** What the task requires **
Across all the entries below, count each line that holds "indexed" and report the figure only.

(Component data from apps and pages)

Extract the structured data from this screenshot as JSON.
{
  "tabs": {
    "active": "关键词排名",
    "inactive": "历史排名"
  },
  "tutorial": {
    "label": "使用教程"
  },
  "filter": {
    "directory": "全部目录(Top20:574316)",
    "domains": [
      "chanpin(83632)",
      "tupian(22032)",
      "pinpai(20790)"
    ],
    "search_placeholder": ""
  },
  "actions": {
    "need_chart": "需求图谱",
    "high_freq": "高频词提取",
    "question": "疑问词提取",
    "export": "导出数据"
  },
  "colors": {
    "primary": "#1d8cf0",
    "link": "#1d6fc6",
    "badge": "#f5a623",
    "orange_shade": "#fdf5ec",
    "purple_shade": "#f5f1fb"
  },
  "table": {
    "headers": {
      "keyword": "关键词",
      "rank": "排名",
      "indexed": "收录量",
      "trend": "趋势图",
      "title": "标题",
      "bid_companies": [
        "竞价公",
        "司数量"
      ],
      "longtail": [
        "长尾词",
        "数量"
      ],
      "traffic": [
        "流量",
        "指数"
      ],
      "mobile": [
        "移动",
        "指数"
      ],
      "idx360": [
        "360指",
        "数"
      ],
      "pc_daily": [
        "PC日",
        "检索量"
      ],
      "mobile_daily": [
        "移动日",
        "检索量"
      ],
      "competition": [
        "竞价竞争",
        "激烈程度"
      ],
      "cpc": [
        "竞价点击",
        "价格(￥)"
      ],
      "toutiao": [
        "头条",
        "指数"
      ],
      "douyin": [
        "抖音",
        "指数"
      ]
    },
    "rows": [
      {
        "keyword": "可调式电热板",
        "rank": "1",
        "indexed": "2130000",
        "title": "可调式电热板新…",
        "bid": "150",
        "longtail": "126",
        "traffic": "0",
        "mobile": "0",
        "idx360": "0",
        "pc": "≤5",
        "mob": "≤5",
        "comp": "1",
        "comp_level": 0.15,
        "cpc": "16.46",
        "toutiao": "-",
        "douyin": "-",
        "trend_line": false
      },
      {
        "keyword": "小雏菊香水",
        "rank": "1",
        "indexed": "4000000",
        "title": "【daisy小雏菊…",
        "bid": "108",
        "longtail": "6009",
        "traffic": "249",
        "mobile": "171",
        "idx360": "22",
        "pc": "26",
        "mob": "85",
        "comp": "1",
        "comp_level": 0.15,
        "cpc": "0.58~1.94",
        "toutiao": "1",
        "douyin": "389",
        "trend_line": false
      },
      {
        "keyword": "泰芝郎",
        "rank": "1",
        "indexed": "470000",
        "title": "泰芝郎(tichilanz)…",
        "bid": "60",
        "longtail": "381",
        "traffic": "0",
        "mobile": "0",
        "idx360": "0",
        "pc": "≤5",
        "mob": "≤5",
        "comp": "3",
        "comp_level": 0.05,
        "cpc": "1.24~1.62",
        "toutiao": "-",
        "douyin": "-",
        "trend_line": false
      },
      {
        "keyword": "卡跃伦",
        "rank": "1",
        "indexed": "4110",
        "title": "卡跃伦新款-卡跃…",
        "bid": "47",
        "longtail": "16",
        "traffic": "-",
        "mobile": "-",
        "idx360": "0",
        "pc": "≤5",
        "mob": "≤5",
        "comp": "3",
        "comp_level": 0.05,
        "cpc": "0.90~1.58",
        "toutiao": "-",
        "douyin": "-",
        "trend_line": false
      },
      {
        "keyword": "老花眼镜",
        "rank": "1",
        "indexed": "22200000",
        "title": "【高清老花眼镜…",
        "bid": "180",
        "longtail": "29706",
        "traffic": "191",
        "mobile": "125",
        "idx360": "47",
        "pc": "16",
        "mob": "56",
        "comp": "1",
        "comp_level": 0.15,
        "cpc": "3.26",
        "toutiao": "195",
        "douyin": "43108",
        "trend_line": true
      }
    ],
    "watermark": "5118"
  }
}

** Solution to the problem **
6